#2 Negative brand impressions
Negative experiences lead to negative brand impressions. False positives are definitely a negative experience (see #4). This is most problematic when the crash service is white labeled, now carrying a brand that wasn’t involved in the development of the algorithm, but is the brand offering the service to its customers, employees and their families. When things go awry, people blame the brand with the logo in the app.
#3 Increased costs
False positives can also skyrocket the budgets at call centers, where every call costs money, $8.00 on average just to say, “Hello, how may I assist you.” In addition, in fleet situations, the calls and questions about false positives don’t stop there. They’re escalated to managers, who spend time assessing the situation, talking to the provider and generally trying to quell the rising dissatisfaction and loss of trust within the fleet. After all, they must defend their decision to implement the service.
#4 Dangerous workarounds that lead to legal risk
False positives are such a huge problem in the industry that many solutions are turning to dangerous workarounds that open themselves up to legal risk. Those solutions send a notice after an accident detection that reads, “We detected a crash. Do you need help?”
They do this because the road leading to reducing false positives is long, expensive and complicated. The easy out is to put the burden on the smartphone holder. But that’s not an option if he or she is unconscious. Or startled and in shock. Or out of reach of the phone. Or simply tired of answering those pop-ups.
Plus, they might be driving. Receiving a pop-up is a distraction in itself that can cause an accident and even a lawsuit.
Imagine a situation where a mother is driving her kids to school. It’s raining. Visibility is poor. A truck is bearing down on them from the rear. Suddenly, she sees a large pothole, swerves to miss it, but catches the corner, which causes a thump and sets off her crash detection service. She steers the car toward the right lane. But the truck has misjudged her move and is now heading on a collision course. In milliseconds, her heart is racing, her blood pressure is up. The kids are yelling. And now, at that moment when she needs all her wits to react quickly and effectively, the phone “pings” with a message that says, “We detected a crash. Do you need help?” It doesn’t take a great imagination to envision a bad outcome with legal ramifications.
Reducing false positives isn’t easy
It’s extremely difficult to get a crash detection algorithm right and reduce false positives. To do so is costly and time consuming. Most players in the space who are not focused on enabling safety technology don’t have the resources to properly develop their technology to reduce false positives and to show the data to prove it.
The more sophisticated solutions spend considerable resources conducting crash tests, collecting data and then tweaking their algorithms and artificial intelligence (if they use it).
It takes consistent effort and budget to achieve the optimal balance necessary for an accurate algorithm. Which is perhaps why the author of a Wired article on false positives chose to include these words in his title, “The Agony of Knowing What Matters.”

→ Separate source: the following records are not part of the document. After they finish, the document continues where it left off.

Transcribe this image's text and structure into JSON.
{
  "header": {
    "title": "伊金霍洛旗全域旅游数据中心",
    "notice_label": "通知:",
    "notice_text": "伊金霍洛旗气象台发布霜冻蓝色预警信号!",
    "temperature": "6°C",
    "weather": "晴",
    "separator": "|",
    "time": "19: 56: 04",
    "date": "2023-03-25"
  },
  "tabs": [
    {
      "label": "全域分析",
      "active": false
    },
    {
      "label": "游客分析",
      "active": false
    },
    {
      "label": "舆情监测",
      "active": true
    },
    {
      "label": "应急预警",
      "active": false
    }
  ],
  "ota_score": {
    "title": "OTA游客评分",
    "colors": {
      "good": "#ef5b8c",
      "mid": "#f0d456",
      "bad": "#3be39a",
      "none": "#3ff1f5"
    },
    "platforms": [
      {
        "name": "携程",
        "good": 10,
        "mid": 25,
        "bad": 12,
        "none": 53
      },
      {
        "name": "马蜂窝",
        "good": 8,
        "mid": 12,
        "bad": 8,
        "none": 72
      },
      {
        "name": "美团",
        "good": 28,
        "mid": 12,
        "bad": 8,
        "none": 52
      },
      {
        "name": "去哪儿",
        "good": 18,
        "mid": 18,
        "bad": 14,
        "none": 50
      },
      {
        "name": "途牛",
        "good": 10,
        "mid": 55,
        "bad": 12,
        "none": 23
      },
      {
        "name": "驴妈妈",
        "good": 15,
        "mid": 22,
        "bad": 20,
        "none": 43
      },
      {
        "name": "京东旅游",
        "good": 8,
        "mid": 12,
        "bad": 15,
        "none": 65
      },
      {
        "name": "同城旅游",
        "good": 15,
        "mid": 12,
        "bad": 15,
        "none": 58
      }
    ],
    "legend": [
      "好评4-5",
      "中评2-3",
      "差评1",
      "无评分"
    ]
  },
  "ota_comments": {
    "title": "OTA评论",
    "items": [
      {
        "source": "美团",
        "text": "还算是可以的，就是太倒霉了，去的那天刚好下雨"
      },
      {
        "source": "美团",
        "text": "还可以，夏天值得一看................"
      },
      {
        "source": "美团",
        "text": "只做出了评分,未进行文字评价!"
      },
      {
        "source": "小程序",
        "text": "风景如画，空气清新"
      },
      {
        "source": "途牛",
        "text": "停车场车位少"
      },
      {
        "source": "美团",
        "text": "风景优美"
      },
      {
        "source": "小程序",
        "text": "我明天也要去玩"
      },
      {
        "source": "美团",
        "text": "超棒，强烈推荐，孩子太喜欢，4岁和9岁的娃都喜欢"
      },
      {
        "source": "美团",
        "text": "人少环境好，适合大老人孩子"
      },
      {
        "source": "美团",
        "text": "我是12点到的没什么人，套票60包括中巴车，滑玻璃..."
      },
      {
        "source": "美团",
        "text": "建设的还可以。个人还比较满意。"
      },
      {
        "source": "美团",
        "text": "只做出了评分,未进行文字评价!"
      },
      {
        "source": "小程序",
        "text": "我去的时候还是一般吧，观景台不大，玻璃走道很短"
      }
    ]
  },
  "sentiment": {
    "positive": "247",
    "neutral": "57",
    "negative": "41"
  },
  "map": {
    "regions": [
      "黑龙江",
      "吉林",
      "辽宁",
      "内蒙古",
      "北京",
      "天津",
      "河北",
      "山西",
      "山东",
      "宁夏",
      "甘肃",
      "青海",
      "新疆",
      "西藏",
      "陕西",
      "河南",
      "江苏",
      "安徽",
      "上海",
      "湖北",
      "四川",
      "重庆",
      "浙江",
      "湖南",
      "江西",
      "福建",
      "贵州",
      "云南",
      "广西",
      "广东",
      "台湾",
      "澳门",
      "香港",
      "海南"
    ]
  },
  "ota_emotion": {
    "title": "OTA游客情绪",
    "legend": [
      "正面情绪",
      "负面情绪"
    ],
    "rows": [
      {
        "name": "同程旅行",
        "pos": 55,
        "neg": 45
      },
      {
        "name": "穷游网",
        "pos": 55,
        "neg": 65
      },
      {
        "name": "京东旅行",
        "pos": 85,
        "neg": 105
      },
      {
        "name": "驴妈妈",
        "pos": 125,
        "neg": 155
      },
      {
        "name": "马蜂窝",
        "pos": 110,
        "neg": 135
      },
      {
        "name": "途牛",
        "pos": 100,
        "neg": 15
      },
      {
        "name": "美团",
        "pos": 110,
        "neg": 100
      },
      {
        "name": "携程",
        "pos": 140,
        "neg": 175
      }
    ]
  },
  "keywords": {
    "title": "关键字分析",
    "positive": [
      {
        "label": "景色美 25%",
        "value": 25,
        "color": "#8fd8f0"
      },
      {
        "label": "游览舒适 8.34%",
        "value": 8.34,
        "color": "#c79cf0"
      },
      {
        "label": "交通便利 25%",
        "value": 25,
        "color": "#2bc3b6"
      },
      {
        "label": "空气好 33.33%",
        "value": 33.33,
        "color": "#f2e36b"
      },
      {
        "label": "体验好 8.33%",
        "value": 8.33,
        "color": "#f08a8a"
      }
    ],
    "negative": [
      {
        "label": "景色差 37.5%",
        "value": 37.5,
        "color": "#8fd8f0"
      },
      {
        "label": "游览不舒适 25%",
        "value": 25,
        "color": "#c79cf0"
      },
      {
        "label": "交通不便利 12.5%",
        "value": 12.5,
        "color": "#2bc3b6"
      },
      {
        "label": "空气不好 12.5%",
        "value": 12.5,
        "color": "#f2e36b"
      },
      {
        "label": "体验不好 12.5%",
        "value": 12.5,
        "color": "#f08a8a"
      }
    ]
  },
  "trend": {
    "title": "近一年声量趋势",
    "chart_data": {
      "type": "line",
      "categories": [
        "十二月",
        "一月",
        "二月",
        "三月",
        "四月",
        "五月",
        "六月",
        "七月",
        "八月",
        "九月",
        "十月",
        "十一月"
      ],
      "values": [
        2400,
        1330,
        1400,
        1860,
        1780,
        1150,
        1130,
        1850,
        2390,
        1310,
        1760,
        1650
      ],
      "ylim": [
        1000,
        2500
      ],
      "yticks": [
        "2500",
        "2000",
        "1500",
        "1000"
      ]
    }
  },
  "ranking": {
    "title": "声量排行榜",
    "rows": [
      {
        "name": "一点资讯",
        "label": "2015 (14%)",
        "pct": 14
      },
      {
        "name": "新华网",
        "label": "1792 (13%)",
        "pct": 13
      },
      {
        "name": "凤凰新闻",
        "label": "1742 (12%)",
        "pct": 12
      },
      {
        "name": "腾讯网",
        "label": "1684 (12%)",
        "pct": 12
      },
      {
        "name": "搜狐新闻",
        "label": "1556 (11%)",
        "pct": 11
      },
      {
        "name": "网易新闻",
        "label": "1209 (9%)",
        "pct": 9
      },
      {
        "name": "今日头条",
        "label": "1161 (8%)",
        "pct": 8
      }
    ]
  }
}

Protect the Industry by Making Smart Choices
The only way to ensure that the crash detection industry remains strong and has a robust and secure future is to educate the companies purchasing these solutions. They should select only top-tier crash detection services from companies dedicated to safety technology (where it’s their core business, not ancillary to it). If substandard services continue in the marketplace, false positives will continue to inflict damage to the industry.